Whatever industry you work in, it’s likely that you want to be influential. But getting the right people to take note of what you have to say isn’t always easy.
The world’s greatest writers, from Jane Austen to Louis de Bernières, have a distinctive voice that resonates with their readers. They convey something that others can’t.
However, it’s not easy – there’s a fine balance between letting your personality show and producing something that your audience actually wants to read.
Here are three things to keep in mind.
1) Put your readers first
Whether you’re writing a blog post, eBook or the like, the needs of your ideal customers are at the forefront of your mind. What are their pain points and how can you suggest a remedy?
Developing a writing voice that resonates with the right readers means addressing their specific problems head-on in a language that they will understand.
Writing on Forbes, Jayson DeMers says: “You must know who you’re talking to. If your voice doesn’t match their needs and expectations, your messaging will miss its mark.
“[…] You also have to know what you want to say. What’s your big message? What is your business trying to accomplish in the world? And bluntly, so what? Why is your message of broader significance, to the market in general and to your target customers in particular?”
If you have a clear understanding of who you’re trying to reach and what you want to achieve, it will show in your writing.
Your content will deliver a clear and confident message and will be a useful and educational resource for your target audience.
2) Be yourself
So we’ve established it’s all about them.
But that doesn’t mean it can’t also be a little bit about you. You’re the one creating this remarkable content - so let your personality shine through.
Erika Napoletano is an author, speaker and entrepreneur, who helps businesses to get “UNstuck”. She’s also infamous for her frequent use of four-letter expletives.
In other words, she has a distinctive voice.
In a recent interview with Demian Farnworth on Rainmaker’s Rough Draft podcast she said: “[Profanity] is not to shock. It’s not to entertain.
“It’s because the words that show up on the page are the only way that I know how to tell that story in my voice.”
Swearing is Napoletano’s trademark; it’s what helps her to write in an engaging way to attract her ideal customers.
You don’t have to swear, but think about what makes you unique. Perhaps you have a dry sense of humour; maybe you are known for being opinionated; or you can explain difficult concepts with clever metaphors.
Identify your own peculiarities and use these to develop your writing voice.
This will add a human touch to your content, making what you’re saying even more credible and engaging.
3) Read other people’s work
Flexing your reading muscles will give your writing muscles a work-out too - and this will enable you to develop your own voice.

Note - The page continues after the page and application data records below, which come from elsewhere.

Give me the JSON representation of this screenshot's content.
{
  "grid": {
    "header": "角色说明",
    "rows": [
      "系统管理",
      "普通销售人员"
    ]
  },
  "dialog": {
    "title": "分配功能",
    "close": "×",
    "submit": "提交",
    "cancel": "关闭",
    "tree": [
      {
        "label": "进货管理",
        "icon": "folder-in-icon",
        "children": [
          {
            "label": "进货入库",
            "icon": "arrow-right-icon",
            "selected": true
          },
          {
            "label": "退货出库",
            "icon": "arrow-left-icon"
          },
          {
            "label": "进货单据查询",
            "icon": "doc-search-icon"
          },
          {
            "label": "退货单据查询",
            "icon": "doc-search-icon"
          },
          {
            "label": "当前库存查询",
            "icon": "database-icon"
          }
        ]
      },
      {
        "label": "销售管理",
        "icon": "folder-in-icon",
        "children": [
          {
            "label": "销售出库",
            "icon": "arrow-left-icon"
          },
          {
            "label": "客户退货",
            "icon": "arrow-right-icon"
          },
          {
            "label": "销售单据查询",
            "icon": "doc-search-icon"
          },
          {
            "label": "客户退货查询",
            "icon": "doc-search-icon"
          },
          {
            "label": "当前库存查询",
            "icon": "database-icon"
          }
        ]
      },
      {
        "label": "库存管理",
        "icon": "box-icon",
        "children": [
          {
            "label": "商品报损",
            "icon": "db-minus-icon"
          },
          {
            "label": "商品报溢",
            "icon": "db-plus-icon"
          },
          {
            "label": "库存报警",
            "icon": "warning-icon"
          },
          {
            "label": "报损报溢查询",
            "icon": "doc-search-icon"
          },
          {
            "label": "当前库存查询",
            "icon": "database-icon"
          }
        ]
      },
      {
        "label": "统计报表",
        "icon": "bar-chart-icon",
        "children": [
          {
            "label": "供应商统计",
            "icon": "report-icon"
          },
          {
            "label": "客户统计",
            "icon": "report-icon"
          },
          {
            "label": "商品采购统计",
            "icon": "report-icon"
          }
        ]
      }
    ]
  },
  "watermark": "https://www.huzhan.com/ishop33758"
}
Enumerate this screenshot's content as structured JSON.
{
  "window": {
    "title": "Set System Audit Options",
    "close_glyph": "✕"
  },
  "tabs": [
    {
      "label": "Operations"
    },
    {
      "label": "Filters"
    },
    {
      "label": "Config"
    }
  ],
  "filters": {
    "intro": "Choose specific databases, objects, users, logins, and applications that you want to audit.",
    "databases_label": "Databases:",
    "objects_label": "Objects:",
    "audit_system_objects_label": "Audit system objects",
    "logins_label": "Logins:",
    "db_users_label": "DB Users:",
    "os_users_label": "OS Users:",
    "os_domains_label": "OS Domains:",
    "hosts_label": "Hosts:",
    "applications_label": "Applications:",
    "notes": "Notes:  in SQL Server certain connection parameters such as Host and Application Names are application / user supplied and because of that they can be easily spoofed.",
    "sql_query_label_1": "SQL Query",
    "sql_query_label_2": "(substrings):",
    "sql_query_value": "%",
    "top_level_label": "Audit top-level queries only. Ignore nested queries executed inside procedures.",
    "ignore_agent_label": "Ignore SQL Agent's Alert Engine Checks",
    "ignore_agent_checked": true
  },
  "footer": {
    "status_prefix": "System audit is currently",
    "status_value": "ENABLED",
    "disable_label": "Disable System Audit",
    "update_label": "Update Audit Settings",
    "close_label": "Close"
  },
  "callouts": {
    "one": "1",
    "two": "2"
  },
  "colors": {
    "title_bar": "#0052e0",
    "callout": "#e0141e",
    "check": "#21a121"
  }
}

The more you read and learn about new ideas, the better your writing will be. Unconsciously, you will improve your vocabulary and grammar; you’ll come across new ways of approaching topics; and you’ll figure out what works for you and what doesn’t.
Writer and entrepreneur Jeff Goins says: “Nothing inspires a writer like reading someone else’s words.
“As a writer, you’ll find yourself hitting plateaus and roadblocks when you aren’t reading. You’ll run out of words, if you’re not regularly being challenged through books and other material.”
It doesn’t matter what you read – whether it’s novels, newspaper articles, blogs or a combination – as long as you do it regularly.
Otherwise you’re likely to find yourself rehashing the same content again and again.
Reading will help you to address the problems of your ideal customers in fresh and innovative ways that stand out from the crowd.
Developing your writing voice takes time but is key to ensuring your content makes an impact on your ideal customers.
While knowing your audience inside-out is most important, injecting your own flair and letting your personality come across will also help your voice rise above the noise.
And reading voraciously will keep those writing muscles in shape.